YOUR GOAL: Among the entries below, tally each line where the word "icon" appears and state only the total.

DATA TO EXAMINE:
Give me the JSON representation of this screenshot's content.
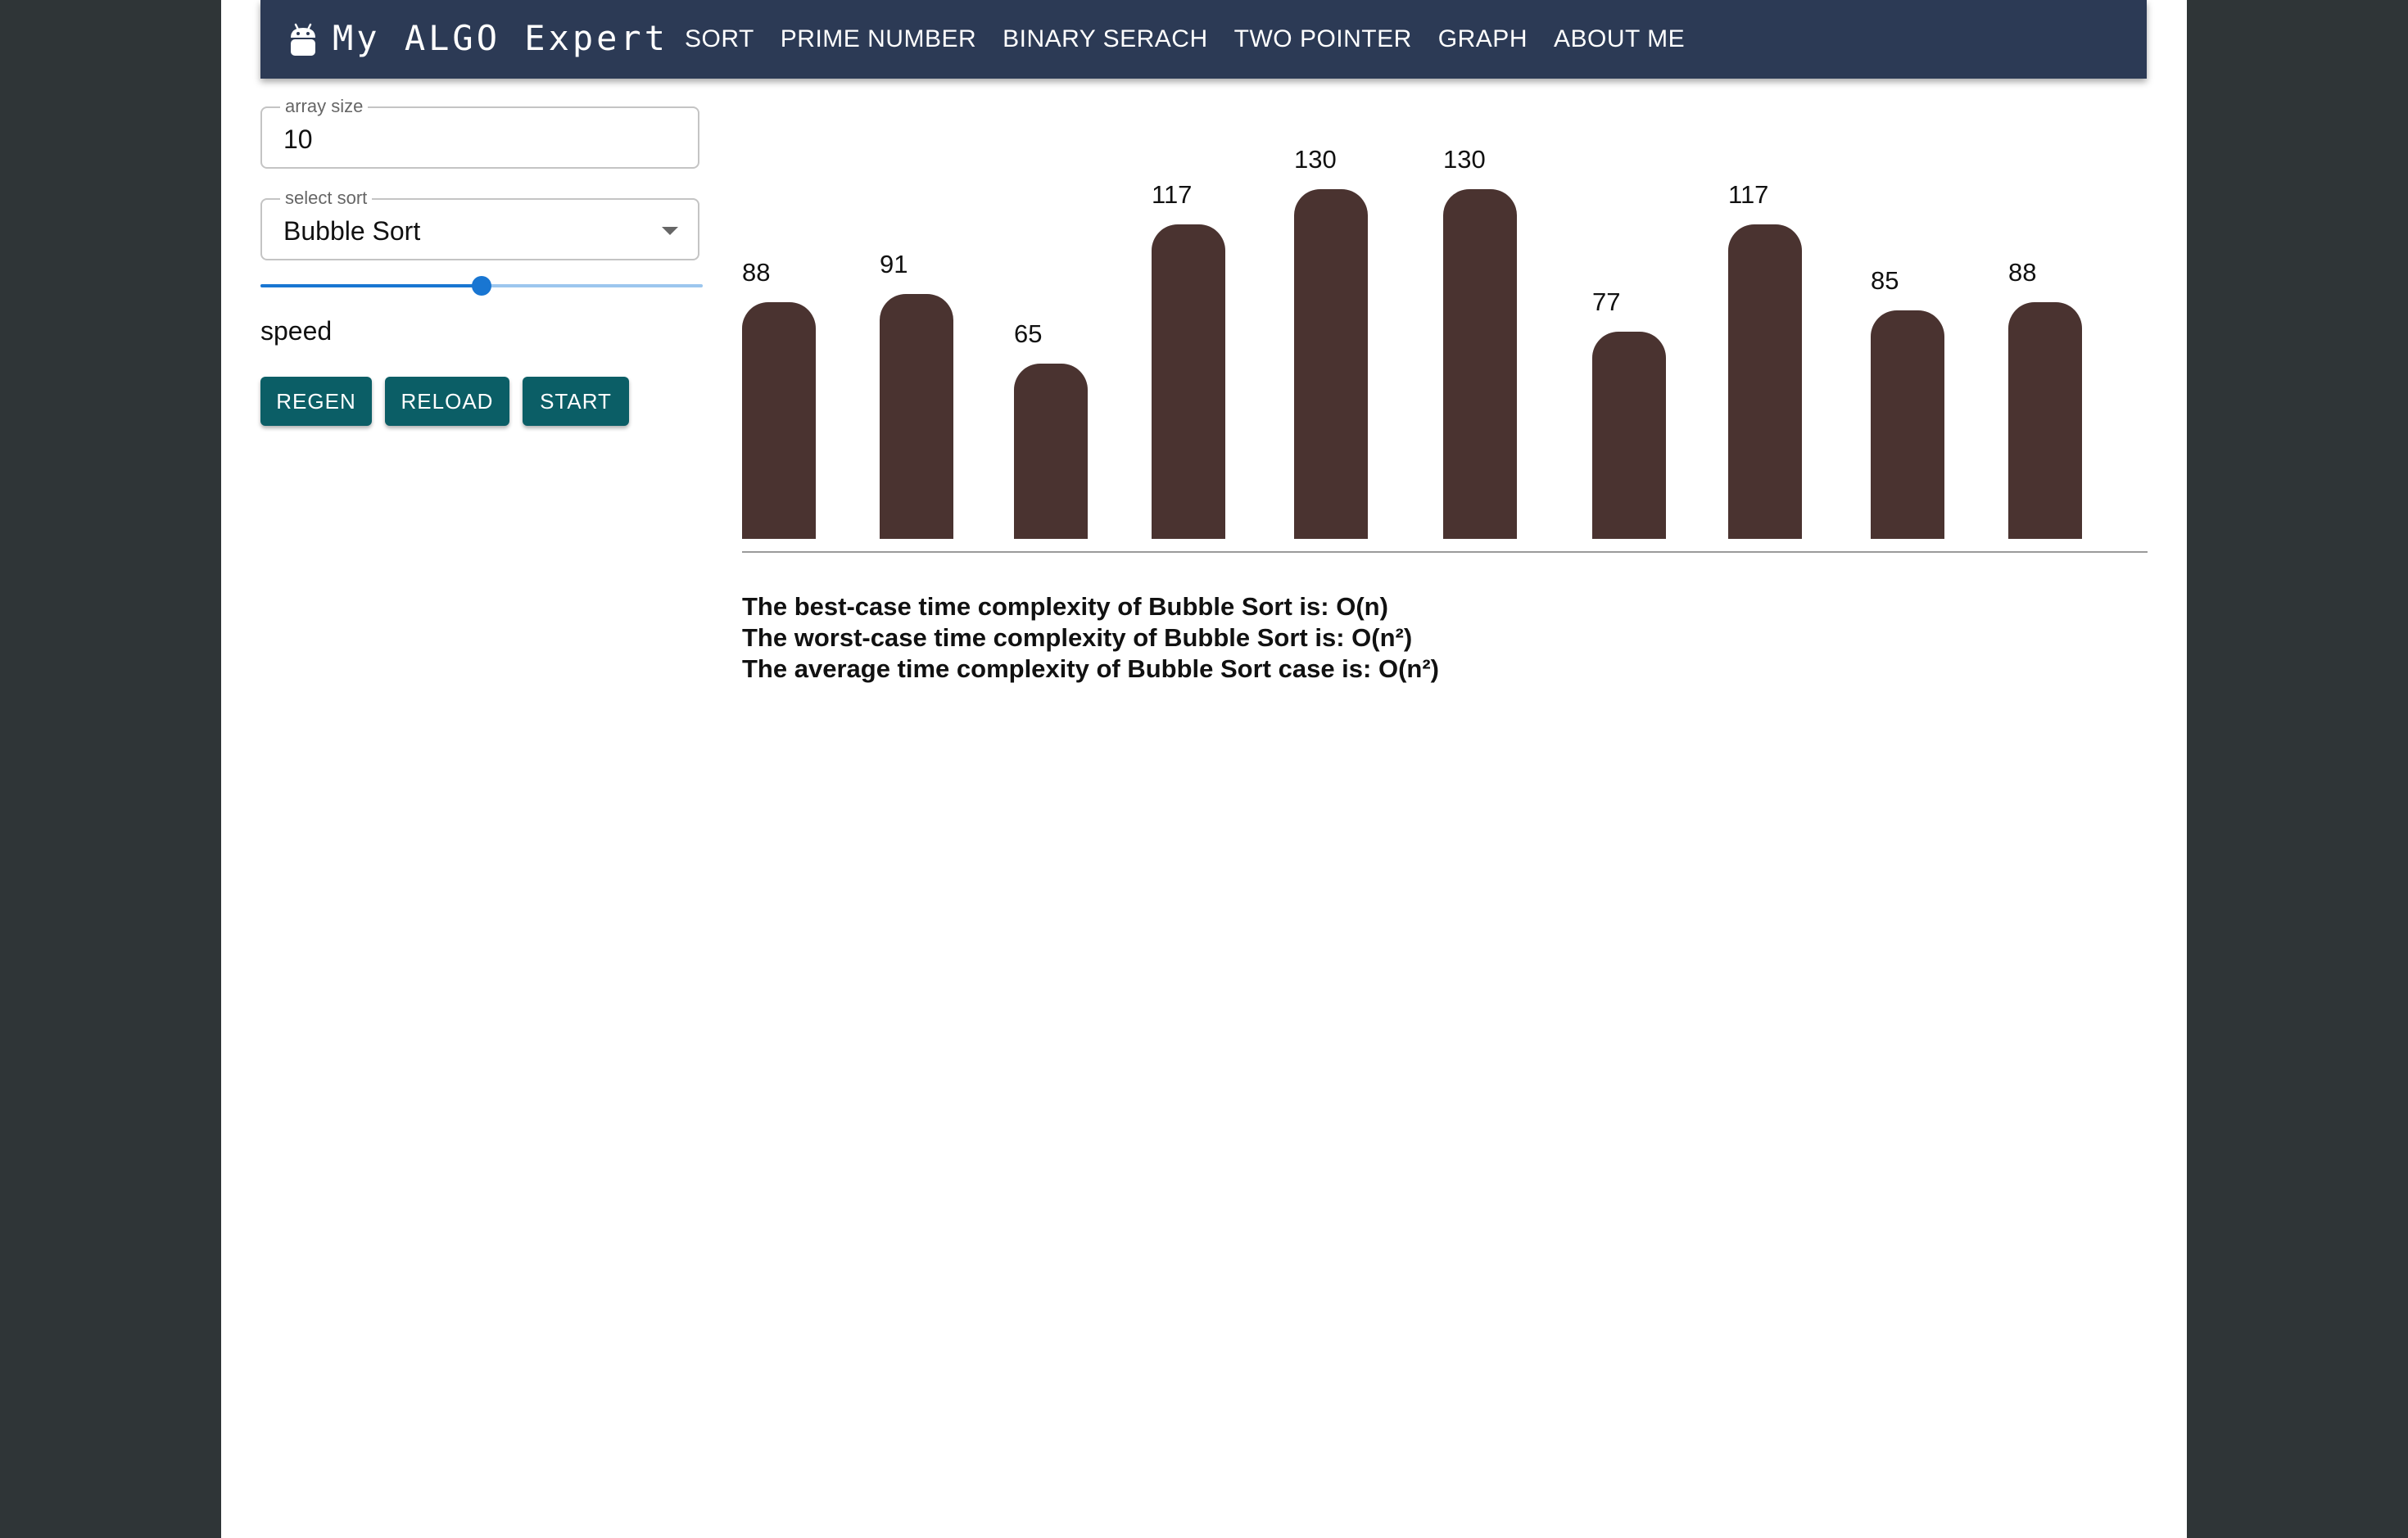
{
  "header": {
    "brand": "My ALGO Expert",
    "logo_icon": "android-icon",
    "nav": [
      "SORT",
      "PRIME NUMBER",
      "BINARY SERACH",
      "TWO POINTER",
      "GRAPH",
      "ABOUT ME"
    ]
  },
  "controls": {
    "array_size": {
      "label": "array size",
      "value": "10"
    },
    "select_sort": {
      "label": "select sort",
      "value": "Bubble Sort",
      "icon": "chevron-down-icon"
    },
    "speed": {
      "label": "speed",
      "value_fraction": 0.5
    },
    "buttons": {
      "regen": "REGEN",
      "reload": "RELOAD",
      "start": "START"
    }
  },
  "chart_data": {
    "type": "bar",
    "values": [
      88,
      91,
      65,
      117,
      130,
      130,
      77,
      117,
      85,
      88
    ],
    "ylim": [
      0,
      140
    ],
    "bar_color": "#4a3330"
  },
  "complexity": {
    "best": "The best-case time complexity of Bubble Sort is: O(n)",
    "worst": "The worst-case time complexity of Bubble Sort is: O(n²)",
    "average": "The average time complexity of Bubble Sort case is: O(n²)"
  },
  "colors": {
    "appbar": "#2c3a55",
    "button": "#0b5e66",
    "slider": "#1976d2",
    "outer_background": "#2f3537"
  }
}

RESULT FOR THIS EXERCISE: 2